Provided records Block Start

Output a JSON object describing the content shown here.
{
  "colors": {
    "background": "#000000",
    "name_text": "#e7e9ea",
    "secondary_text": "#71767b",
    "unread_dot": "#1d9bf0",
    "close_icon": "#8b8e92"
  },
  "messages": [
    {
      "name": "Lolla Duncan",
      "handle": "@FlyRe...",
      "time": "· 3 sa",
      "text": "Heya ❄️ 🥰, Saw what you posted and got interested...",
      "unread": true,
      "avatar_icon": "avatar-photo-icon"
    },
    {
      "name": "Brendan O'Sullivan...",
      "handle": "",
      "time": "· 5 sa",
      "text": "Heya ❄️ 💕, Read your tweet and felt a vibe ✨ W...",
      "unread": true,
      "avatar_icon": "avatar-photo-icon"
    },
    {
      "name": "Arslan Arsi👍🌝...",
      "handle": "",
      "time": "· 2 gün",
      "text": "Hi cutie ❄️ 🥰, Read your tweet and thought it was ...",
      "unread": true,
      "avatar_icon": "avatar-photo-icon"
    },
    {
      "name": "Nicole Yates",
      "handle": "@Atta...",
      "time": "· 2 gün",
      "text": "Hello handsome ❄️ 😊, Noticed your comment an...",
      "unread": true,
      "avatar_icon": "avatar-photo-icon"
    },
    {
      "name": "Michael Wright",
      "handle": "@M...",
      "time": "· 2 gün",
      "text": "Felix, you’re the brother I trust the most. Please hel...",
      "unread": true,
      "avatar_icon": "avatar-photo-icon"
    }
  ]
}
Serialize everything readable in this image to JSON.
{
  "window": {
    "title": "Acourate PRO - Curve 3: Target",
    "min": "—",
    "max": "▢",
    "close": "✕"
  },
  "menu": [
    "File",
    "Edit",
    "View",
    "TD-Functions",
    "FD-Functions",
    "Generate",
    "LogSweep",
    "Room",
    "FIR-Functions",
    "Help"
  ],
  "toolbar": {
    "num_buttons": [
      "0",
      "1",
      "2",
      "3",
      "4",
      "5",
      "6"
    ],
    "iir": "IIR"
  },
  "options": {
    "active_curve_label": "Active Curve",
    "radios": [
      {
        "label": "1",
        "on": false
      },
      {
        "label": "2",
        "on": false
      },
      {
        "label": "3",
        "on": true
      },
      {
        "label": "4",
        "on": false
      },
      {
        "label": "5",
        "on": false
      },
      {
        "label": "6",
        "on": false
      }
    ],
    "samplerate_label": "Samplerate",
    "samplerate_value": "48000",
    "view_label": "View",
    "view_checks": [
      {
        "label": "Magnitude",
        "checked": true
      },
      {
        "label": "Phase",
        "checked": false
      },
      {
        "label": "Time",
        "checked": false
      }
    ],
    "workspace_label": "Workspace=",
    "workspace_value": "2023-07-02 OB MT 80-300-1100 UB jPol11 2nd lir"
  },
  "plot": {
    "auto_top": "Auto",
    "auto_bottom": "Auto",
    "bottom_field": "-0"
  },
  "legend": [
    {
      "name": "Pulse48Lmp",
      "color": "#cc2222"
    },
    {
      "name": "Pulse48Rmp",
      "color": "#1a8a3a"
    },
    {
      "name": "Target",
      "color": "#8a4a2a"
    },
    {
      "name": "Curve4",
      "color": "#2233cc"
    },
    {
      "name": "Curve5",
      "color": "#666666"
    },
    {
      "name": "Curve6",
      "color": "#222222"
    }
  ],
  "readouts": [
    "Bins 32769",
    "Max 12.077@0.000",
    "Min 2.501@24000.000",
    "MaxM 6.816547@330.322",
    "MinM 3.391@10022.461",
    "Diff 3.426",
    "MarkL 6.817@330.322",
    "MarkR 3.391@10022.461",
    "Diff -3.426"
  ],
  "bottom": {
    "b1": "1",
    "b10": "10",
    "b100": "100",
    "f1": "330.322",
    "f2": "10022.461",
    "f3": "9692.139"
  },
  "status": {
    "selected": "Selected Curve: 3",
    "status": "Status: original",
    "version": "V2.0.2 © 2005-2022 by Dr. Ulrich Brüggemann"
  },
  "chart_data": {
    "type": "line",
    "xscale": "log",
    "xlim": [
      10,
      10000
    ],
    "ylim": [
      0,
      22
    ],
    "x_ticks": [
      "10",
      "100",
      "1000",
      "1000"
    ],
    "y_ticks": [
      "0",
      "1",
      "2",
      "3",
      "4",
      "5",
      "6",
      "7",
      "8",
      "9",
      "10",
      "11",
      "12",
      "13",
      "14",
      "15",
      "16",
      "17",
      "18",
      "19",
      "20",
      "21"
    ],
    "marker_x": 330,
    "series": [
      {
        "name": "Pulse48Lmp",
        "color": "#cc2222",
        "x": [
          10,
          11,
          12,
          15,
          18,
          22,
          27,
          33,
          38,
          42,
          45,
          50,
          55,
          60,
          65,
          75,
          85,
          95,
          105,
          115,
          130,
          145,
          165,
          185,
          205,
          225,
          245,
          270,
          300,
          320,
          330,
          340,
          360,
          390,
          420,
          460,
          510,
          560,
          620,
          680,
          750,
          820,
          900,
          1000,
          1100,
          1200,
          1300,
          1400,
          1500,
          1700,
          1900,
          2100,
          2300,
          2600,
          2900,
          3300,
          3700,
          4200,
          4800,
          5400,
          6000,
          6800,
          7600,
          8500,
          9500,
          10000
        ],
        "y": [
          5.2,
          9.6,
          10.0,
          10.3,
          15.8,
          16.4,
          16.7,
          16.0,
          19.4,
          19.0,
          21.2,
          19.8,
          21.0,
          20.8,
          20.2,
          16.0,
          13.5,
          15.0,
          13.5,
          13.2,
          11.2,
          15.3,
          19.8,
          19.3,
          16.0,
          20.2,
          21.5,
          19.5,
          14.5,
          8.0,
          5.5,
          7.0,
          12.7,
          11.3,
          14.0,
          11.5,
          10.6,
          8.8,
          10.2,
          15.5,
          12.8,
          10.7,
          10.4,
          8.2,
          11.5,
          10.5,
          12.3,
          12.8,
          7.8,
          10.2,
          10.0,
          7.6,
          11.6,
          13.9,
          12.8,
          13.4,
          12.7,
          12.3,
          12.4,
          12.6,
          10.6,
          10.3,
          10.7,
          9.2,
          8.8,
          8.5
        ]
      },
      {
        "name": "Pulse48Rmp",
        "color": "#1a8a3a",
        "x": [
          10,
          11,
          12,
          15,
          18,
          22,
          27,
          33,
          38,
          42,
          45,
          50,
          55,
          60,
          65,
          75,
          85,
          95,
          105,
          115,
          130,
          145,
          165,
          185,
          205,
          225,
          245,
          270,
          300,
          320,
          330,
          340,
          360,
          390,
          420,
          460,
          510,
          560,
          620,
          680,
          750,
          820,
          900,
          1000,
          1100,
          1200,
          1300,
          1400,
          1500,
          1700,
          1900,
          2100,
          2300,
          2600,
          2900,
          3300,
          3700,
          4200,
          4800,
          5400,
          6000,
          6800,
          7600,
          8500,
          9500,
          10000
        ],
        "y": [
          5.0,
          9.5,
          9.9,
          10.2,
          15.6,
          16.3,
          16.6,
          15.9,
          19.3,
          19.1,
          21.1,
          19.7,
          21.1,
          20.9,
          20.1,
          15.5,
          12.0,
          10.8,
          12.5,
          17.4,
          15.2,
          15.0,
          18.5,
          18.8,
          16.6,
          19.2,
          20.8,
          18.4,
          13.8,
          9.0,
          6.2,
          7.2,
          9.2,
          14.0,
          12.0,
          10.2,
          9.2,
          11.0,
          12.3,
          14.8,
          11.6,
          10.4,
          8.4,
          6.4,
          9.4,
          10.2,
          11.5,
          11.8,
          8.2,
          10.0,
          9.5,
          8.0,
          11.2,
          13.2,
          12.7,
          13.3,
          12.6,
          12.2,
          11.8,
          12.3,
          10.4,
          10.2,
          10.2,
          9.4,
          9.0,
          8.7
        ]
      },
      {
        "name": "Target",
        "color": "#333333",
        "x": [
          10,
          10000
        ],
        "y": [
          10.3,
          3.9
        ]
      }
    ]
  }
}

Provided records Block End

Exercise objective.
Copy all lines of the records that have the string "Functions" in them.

Result.
    "TD-Functions",
    "FD-Functions",
    "FIR-Functions",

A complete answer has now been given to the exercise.